On the way back to the guesthouse I did some shopping, including sending some of Toyama’s famous local sake back to Tokyo by post, and also set aside another bottle to have with my evening meal, a prospect I greatly looked forward to. The very low level clouds rolling in from offshore – a famous feature of the Sea of Japan coastline – formed a dramatic sunset as I had my bath, and suitably refreshed, I headed off to the dining room at about 6pm. Another great feast awaited me, this time comprised of yellowtail and jack mackerel sashimi, and shiroebi ditto, a charcoal-grilled slab of yellowtail on the bone, whiting and prawn tenpura, soy sauce-simmered daikon radish with ground beef, stewed white fish with roe, lightly seasoned whelks and well buttered cubes of boiled sweet potato.
After the meal, the combination of a delicious and copious meal, an early start to the day, the sun and heat (which was intense), the lack of a decent catch and quite possibly, the bottle of chilled Toyama sake (which was excellent) I consumed, I felt rather fatigued and headed off to bed, hoping the next day’s fishing would be better.
The next day, the fishing turned out pretty much as bad as the previous. In the early morning I snagged a type of small grouper, which proved to be the only photo-worthy catch of the trip. Such grouper are delicious as sashimi, which I looked forward to having as a consolation dinner later that day.
I stocked up on mackerel again, which again came on rather sporadically, but this time I didn’t even get one stonefish hit. A fugu chewed on my sardine bait – easily recognisable as gouges in the bait left by the creature’s beak – but that was it. Since we had an earlier than normal start we headed back to port at around 2pm. The skipper was apologetic again and rather kindly gave me a small stonefish he had caught, although I declined his equally kind offer of his mackerel. After settling up for the day’s fishing, and saying my goodbyes, his wife gave me a lift back to the guesthouse. Despite checking out, the landlady said I was free to take a bath before heading back to Tokyo, so I did. I gave her all the jack mackerel I caught that day, as I had caught more than enough over the two days, and needed a little room in my ice chest for some souvenirs. After bathing and changing clothes, I called a taxi to take me to the station. At Toyama station I picked up some eatables to take home as presents, including some shiroebi and some sweets for my colleagues. The train journey back to Tokyo was uneventful and I was back at work the next day.
In short, this year’s trip to Toyama was as enjoyable as the previous two, even if the fishing was less successful (last year I was very lucky with the rod). But then again, for me at least, fishing only makes up a small part of the enjoyment of the trip, and I enjoy the process of fishing regardless of the catch, as the saying goes: “A bad day’s fishing is better than a good day’s work”. The weather was fantastic, and I was lucky as September is typhoon season here in Japan. The locals were as hospitable and kind as always, and the food and drink exceptional. I have already pencilled in Toyama for next year!

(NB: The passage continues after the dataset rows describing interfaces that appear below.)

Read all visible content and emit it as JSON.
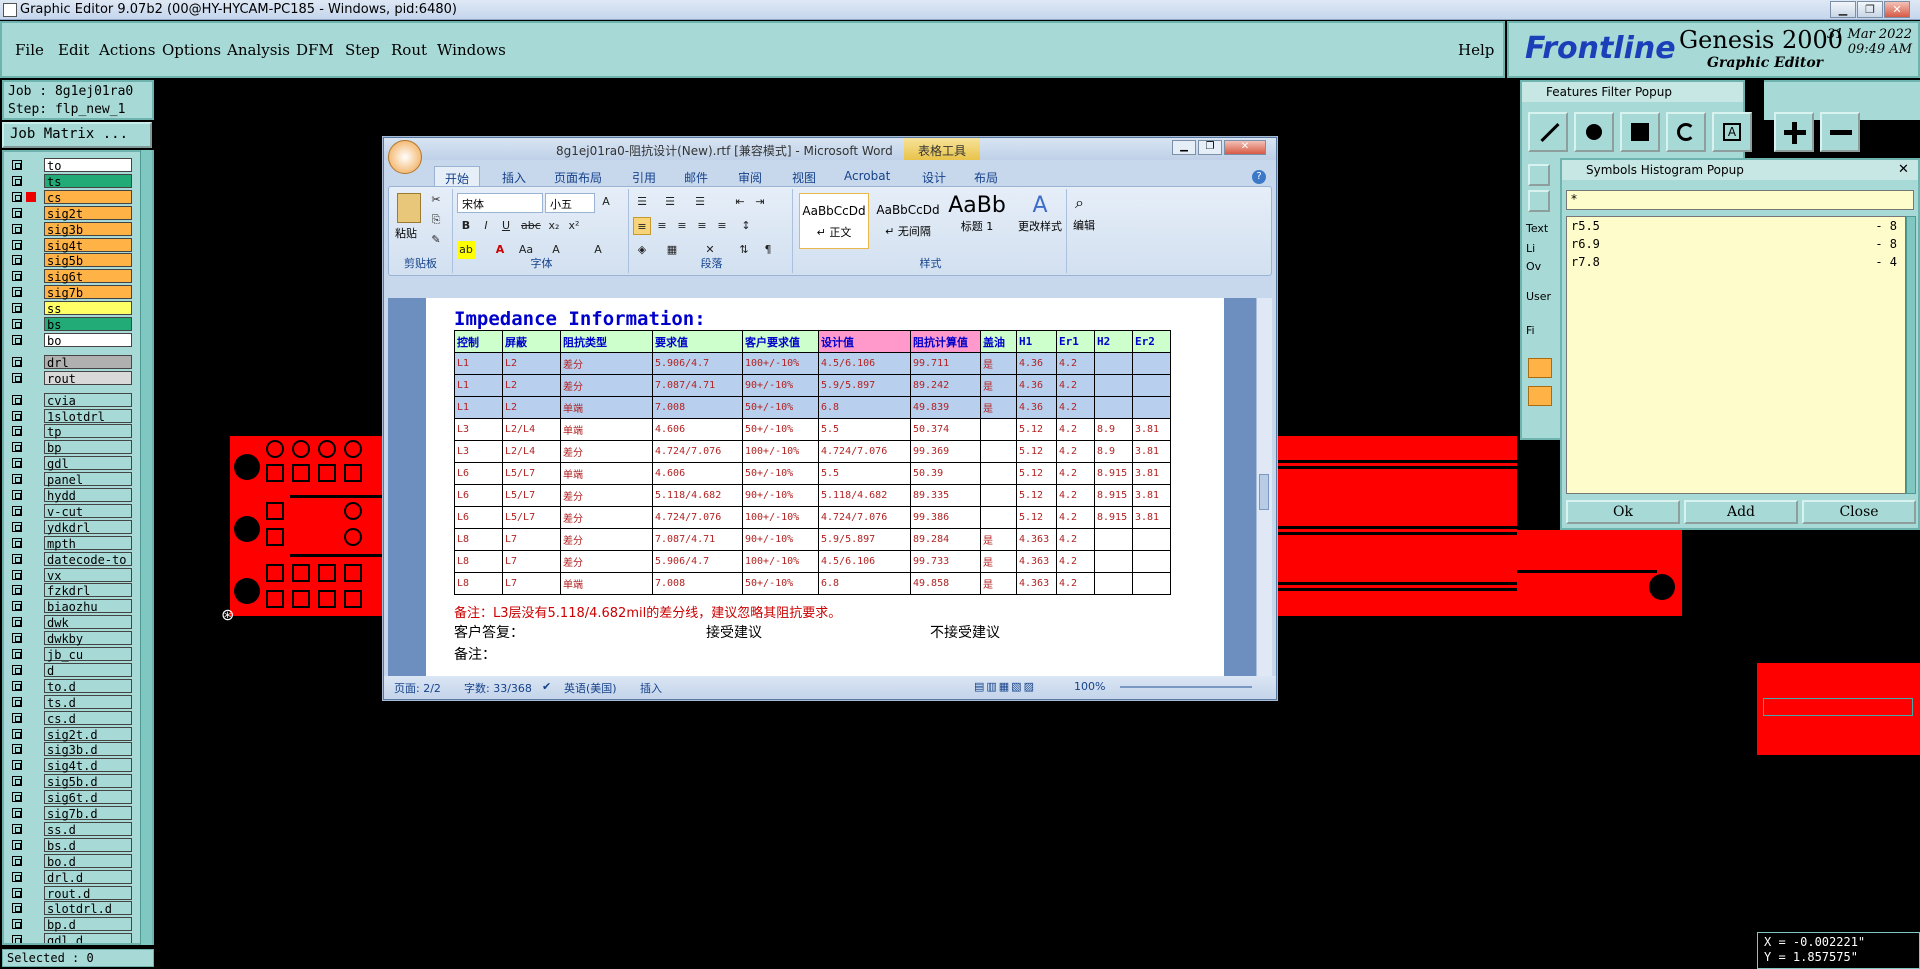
{
  "window": {
    "title": "Graphic Editor 9.07b2 (00@HY-HYCAM-PC185 - Windows, pid:6480)",
    "min_label": "▁",
    "restore_label": "❐",
    "close_label": "✕"
  },
  "menubar": {
    "items": [
      "File",
      "Edit",
      "Actions",
      "Options",
      "Analysis",
      "DFM",
      "Step",
      "Rout",
      "Windows"
    ],
    "help_label": "Help"
  },
  "brand": {
    "logo": "Frontline",
    "product": "Genesis 2000",
    "subtitle": "Graphic Editor",
    "date": "31 Mar 2022",
    "time": "09:49 AM"
  },
  "job": {
    "job_line": "Job : 8g1ej01ra0",
    "step_line": "Step: flp_new_1",
    "matrix_label": "Job Matrix ..."
  },
  "layers": [
    {
      "name": "to",
      "color": "#ffffff"
    },
    {
      "name": "ts",
      "color": "#22aa77"
    },
    {
      "name": "cs",
      "color": "#ffb347"
    },
    {
      "name": "sig2t",
      "color": "#ffb347"
    },
    {
      "name": "sig3b",
      "color": "#ffb347"
    },
    {
      "name": "sig4t",
      "color": "#ffb347"
    },
    {
      "name": "sig5b",
      "color": "#ffb347"
    },
    {
      "name": "sig6t",
      "color": "#ffb347"
    },
    {
      "name": "sig7b",
      "color": "#ffb347"
    },
    {
      "name": "ss",
      "color": "#ffff66"
    },
    {
      "name": "bs",
      "color": "#22aa77"
    },
    {
      "name": "bo",
      "color": "#ffffff"
    },
    {
      "name": "drl",
      "color": "#b0b0b0"
    },
    {
      "name": "rout",
      "color": "#d9d9d9"
    },
    {
      "name": "cvia",
      "color": "#a7d9d6"
    },
    {
      "name": "1slotdrl",
      "color": "#a7d9d6"
    },
    {
      "name": "tp",
      "color": "#a7d9d6"
    },
    {
      "name": "bp",
      "color": "#a7d9d6"
    },
    {
      "name": "gdl",
      "color": "#a7d9d6"
    },
    {
      "name": "panel",
      "color": "#a7d9d6"
    },
    {
      "name": "hydd",
      "color": "#a7d9d6"
    },
    {
      "name": "v-cut",
      "color": "#a7d9d6"
    },
    {
      "name": "ydkdrl",
      "color": "#a7d9d6"
    },
    {
      "name": "mpth",
      "color": "#a7d9d6"
    },
    {
      "name": "datecode-to",
      "color": "#a7d9d6"
    },
    {
      "name": "vx",
      "color": "#a7d9d6"
    },
    {
      "name": "fzkdrl",
      "color": "#a7d9d6"
    },
    {
      "name": "biaozhu",
      "color": "#a7d9d6"
    },
    {
      "name": "dwk",
      "color": "#a7d9d6"
    },
    {
      "name": "dwkby",
      "color": "#a7d9d6"
    },
    {
      "name": "jb_cu",
      "color": "#a7d9d6"
    },
    {
      "name": "d",
      "color": "#a7d9d6"
    },
    {
      "name": "to.d",
      "color": "#a7d9d6"
    },
    {
      "name": "ts.d",
      "color": "#a7d9d6"
    },
    {
      "name": "cs.d",
      "color": "#a7d9d6"
    },
    {
      "name": "sig2t.d",
      "color": "#a7d9d6"
    },
    {
      "name": "sig3b.d",
      "color": "#a7d9d6"
    },
    {
      "name": "sig4t.d",
      "color": "#a7d9d6"
    },
    {
      "name": "sig5b.d",
      "color": "#a7d9d6"
    },
    {
      "name": "sig6t.d",
      "color": "#a7d9d6"
    },
    {
      "name": "sig7b.d",
      "color": "#a7d9d6"
    },
    {
      "name": "ss.d",
      "color": "#a7d9d6"
    },
    {
      "name": "bs.d",
      "color": "#a7d9d6"
    },
    {
      "name": "bo.d",
      "color": "#a7d9d6"
    },
    {
      "name": "drl.d",
      "color": "#a7d9d6"
    },
    {
      "name": "rout.d",
      "color": "#a7d9d6"
    },
    {
      "name": "slotdrl.d",
      "color": "#a7d9d6"
    },
    {
      "name": "bp.d",
      "color": "#a7d9d6"
    },
    {
      "name": "gdl.d",
      "color": "#a7d9d6"
    }
  ],
  "selected": "Selected : 0",
  "word": {
    "title": "8g1ej01ra0-阻抗设计(New).rtf [兼容模式] - Microsoft Word",
    "context_tab": "表格工具",
    "tabs": [
      "开始",
      "插入",
      "页面布局",
      "引用",
      "邮件",
      "审阅",
      "视图",
      "Acrobat",
      "设计",
      "布局"
    ],
    "font_name": "宋体",
    "font_size": "小五",
    "groups": {
      "clipboard": "剪贴板",
      "font": "字体",
      "paragraph": "段落",
      "styles": "样式",
      "edit": "编辑"
    },
    "paste": "粘贴",
    "styles": [
      {
        "preview": "AaBbCcDd",
        "label": "↵ 正文"
      },
      {
        "preview": "AaBbCcDd",
        "label": "↵ 无间隔"
      },
      {
        "preview": "AaBb",
        "label": "标题 1"
      }
    ],
    "change_styles": "更改样式",
    "edit_label": "编辑",
    "doc_heading": "Impedance Information:",
    "table_headers": [
      "控制",
      "屏蔽",
      "阻抗类型",
      "要求值",
      "客户要求值",
      "设计值",
      "阻抗计算值",
      "盖油",
      "H1",
      "Er1",
      "H2",
      "Er2"
    ],
    "table_rows": [
      [
        "L1",
        "L2",
        "差分",
        "5.906/4.7",
        "100+/-10%",
        "4.5/6.106",
        "99.711",
        "是",
        "4.36",
        "4.2",
        "",
        ""
      ],
      [
        "L1",
        "L2",
        "差分",
        "7.087/4.71",
        "90+/-10%",
        "5.9/5.897",
        "89.242",
        "是",
        "4.36",
        "4.2",
        "",
        ""
      ],
      [
        "L1",
        "L2",
        "单端",
        "7.008",
        "50+/-10%",
        "6.8",
        "49.839",
        "是",
        "4.36",
        "4.2",
        "",
        ""
      ],
      [
        "L3",
        "L2/L4",
        "单端",
        "4.606",
        "50+/-10%",
        "5.5",
        "50.374",
        "",
        "5.12",
        "4.2",
        "8.9",
        "3.81"
      ],
      [
        "L3",
        "L2/L4",
        "差分",
        "4.724/7.076",
        "100+/-10%",
        "4.724/7.076",
        "99.369",
        "",
        "5.12",
        "4.2",
        "8.9",
        "3.81"
      ],
      [
        "L6",
        "L5/L7",
        "单端",
        "4.606",
        "50+/-10%",
        "5.5",
        "50.39",
        "",
        "5.12",
        "4.2",
        "8.915",
        "3.81"
      ],
      [
        "L6",
        "L5/L7",
        "差分",
        "5.118/4.682",
        "90+/-10%",
        "5.118/4.682",
        "89.335",
        "",
        "5.12",
        "4.2",
        "8.915",
        "3.81"
      ],
      [
        "L6",
        "L5/L7",
        "差分",
        "4.724/7.076",
        "100+/-10%",
        "4.724/7.076",
        "99.386",
        "",
        "5.12",
        "4.2",
        "8.915",
        "3.81"
      ],
      [
        "L8",
        "L7",
        "差分",
        "7.087/4.71",
        "90+/-10%",
        "5.9/5.897",
        "89.284",
        "是",
        "4.363",
        "4.2",
        "",
        ""
      ],
      [
        "L8",
        "L7",
        "差分",
        "5.906/4.7",
        "100+/-10%",
        "4.5/6.106",
        "99.733",
        "是",
        "4.363",
        "4.2",
        "",
        ""
      ],
      [
        "L8",
        "L7",
        "单端",
        "7.008",
        "50+/-10%",
        "6.8",
        "49.858",
        "是",
        "4.363",
        "4.2",
        "",
        ""
      ]
    ],
    "note_red": "备注：L3层没有5.118/4.682mil的差分线，建议忽略其阻抗要求。",
    "reply_label": "客户答复：",
    "accept": "接受建议",
    "reject": "不接受建议",
    "note2": "备注：",
    "status_page": "页面: 2/2",
    "status_words": "字数: 33/368",
    "status_lang": "英语(美国)",
    "status_mode": "插入",
    "zoom": "100%"
  },
  "features_filter": {
    "title": "Features Filter Popup",
    "labels": [
      "Text",
      "Li",
      "Ov",
      "User",
      "Fi"
    ]
  },
  "symbols_histogram": {
    "title": "Symbols Histogram Popup",
    "filter": "*",
    "rows": [
      {
        "symbol": "r5.5",
        "count": "- 8"
      },
      {
        "symbol": "r6.9",
        "count": "- 8"
      },
      {
        "symbol": "r7.8",
        "count": "- 4"
      }
    ],
    "ok": "Ok",
    "add": "Add",
    "close": "Close"
  },
  "coords": {
    "x": "X = -0.002221\"",
    "y": "Y = 1.857575\""
  }
}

Thank you for reading, and be sure to check again soon for another post about cooking the catch from my fishing trip!